I just got back from visiting the small town of Phonsavan famous for the nearby archaeological site referred to as ‘the Plain of Jars’. There are thousands of jars spread across several different sites, but can only be found in Xieng Khouang Province. Three sites are currently open to the public. Archaeologists believe they were used as funeral urns. Local people believe they were used to brew Lao whiskey. I think the whiskey theory is more likely!
The jars range from 1-3 meters in height and weigh up to 13 tonnes. Perhaps what is more interesting (at least it was for me) is that the area was heavily bombed by the US during the Vietnam war. Over 12 million tonne of bombs were dropped over the province and around 30 per cent didn’t explode.

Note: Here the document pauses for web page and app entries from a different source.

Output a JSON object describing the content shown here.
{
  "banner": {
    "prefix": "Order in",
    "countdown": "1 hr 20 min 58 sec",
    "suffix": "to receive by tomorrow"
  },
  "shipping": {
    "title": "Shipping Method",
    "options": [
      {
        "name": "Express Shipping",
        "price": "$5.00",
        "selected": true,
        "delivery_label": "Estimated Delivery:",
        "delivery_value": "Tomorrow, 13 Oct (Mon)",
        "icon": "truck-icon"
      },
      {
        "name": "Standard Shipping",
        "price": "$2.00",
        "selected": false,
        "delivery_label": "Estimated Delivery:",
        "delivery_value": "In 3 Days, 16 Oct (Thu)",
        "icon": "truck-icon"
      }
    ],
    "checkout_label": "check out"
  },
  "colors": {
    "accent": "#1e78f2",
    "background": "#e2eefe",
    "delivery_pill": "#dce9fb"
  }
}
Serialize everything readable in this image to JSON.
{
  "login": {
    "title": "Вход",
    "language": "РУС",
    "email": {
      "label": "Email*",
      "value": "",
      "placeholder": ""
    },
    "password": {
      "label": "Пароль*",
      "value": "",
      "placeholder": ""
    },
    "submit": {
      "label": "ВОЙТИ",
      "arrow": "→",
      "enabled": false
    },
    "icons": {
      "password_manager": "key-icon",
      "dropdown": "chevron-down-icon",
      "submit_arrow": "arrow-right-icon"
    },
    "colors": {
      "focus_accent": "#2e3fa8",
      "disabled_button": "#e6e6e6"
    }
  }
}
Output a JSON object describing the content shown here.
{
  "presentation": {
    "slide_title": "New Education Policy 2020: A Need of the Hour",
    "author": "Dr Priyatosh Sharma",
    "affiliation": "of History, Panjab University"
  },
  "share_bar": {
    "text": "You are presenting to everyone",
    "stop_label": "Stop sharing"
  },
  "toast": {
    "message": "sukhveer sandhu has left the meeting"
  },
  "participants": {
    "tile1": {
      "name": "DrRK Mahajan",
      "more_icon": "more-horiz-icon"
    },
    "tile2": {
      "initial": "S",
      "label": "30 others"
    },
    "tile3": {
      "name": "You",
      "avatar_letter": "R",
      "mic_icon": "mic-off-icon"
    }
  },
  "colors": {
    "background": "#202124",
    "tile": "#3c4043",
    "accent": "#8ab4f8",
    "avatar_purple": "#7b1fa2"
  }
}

The region is being cleared up by NGOs like MAG but even at current clearance rates it will take 100 years to remove all UXO (unexploded ordinance) and mines.
Locals use the bomb casings as decorations for their houses, for storing food and even as posts for their houses. Only a couple of tanks remain as they were mostly pulled apart and sold as scrap metal to Vietnam. I have a feeling that if they had of left them in place, the country would have made more money in the long run from tourism.
There is another tour which you can take which explores more of the military sites around the province, including a cave which was used as a hospital. The area has just opened up to tourism and much of the equipment which was used in the war remains in tact.
Phonsavan is about a 6 hour bus ride from Luang Prabang and a little longer from Vientiane. The roads are in good condition but they are very windy as they go around the mountains. There are plenty of places to stay but the town but there is not much to do at night. Tours range from around $10-$15 for the day, including lunch.
UXO and land mine warnings. The areas have been cleared, but it’s probably a good idea to stick with your guide.
This is the only jar where a picture can be made out on the side of the jar.
The only jar which is covered.
One of the many bomb craters.